| Material shown |
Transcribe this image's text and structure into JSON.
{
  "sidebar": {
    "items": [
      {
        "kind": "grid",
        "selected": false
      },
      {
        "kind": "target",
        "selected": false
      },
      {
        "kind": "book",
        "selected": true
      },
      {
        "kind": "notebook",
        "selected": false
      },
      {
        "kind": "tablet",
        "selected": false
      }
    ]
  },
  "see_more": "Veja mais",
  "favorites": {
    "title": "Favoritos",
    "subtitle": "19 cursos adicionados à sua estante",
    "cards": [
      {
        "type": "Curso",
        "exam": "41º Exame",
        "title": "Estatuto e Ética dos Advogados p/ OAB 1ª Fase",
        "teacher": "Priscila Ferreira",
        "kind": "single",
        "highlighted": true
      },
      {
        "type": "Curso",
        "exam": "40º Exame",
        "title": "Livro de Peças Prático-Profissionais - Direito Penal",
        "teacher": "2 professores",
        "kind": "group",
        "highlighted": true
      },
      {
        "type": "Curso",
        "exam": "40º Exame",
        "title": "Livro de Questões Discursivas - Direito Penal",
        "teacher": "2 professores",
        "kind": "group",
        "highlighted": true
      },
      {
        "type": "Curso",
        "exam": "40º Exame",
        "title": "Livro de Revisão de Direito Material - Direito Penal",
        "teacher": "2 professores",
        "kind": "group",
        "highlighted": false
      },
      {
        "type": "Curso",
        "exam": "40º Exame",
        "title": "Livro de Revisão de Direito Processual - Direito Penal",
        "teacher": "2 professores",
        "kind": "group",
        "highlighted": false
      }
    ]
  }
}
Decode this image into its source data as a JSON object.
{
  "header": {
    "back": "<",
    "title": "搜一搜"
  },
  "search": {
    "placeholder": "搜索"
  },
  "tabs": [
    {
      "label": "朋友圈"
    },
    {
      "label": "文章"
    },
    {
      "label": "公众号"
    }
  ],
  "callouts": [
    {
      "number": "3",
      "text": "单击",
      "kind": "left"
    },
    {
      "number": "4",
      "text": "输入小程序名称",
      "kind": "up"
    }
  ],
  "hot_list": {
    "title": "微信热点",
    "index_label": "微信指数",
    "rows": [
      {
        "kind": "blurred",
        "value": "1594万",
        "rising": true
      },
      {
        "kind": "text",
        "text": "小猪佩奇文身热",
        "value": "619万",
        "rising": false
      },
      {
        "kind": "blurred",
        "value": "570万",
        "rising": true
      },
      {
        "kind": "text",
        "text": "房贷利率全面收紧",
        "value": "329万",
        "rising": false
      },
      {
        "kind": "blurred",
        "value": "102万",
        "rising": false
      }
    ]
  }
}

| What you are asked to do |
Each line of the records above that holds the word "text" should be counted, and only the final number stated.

| Output for this task |
7